In addition, both the Food Safety Advisory Council, as well as restauranteurs ranging from corporate to individual ownership, supported this increase. Additional inspections will serve as an educational tool for business owners to ensure their compliance with the law and provide quality service to their customers.
The second major discussion of this item revolved around the restaurant public notification system. Although the Board was asked to consider adopting a letter grading system, the majority voted to maintain the current placard system.
Research has been conducted to evaluate the effectiveness of both systems, and neither have shown to be more successful than the other. In fact, many of the neighboring counties who operate under the grading method have run into substantive issues. For instance, an “A” grade in Los Angeles may pass for a “B” in San Diego, as there is no consistent point scale across the counties. Further, restaurants with a major violation (improper cooling temperatures, rodents, etc) may still qualify for an “A” under some point systems.
Until a more unified grading system has been established, I decided, along with the majority of the Board, to maintain the current system of Pass, Pass/Reinspection Due, and Closure placards.
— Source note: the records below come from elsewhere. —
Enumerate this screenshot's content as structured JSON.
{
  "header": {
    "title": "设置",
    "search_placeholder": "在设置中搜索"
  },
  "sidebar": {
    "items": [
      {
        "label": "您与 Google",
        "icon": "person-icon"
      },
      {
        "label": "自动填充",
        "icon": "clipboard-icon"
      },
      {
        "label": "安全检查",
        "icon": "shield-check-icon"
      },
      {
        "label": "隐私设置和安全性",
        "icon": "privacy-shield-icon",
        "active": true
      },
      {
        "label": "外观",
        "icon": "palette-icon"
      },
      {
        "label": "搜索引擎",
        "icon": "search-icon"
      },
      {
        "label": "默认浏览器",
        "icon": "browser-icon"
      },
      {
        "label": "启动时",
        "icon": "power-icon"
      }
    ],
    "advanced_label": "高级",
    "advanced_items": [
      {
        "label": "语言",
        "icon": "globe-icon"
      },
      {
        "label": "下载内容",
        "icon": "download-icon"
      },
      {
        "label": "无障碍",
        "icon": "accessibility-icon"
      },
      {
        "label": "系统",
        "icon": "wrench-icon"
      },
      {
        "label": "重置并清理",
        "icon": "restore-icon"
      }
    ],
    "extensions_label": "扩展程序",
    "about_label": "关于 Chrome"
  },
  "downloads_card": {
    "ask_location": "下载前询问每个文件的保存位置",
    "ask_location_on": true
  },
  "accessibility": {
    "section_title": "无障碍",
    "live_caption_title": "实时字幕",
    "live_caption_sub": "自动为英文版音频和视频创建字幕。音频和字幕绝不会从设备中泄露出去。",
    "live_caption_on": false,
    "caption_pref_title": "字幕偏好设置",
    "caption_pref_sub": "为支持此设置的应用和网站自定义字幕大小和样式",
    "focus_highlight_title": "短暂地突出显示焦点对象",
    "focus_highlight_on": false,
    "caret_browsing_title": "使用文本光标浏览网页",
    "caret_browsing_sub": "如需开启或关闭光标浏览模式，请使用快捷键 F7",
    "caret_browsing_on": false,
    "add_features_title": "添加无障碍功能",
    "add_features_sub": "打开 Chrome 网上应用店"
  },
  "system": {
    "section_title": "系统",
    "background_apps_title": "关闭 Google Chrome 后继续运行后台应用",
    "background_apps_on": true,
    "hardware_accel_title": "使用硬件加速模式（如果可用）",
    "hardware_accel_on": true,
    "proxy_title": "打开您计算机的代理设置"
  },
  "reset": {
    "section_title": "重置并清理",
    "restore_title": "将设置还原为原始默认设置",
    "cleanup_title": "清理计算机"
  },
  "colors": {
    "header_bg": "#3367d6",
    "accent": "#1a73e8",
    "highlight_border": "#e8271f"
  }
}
The Health Care Agency strives to protect the public to the best of their ability; therefore, transparency is a priority. Anyone can ask an establishment for their inspection report, as well as access the information online at ocfood.com. There is also a new iPhone and Android App which allows access to all inspection reports and lists nearby restaurants based on current location. The app is available through the ocfood.com website.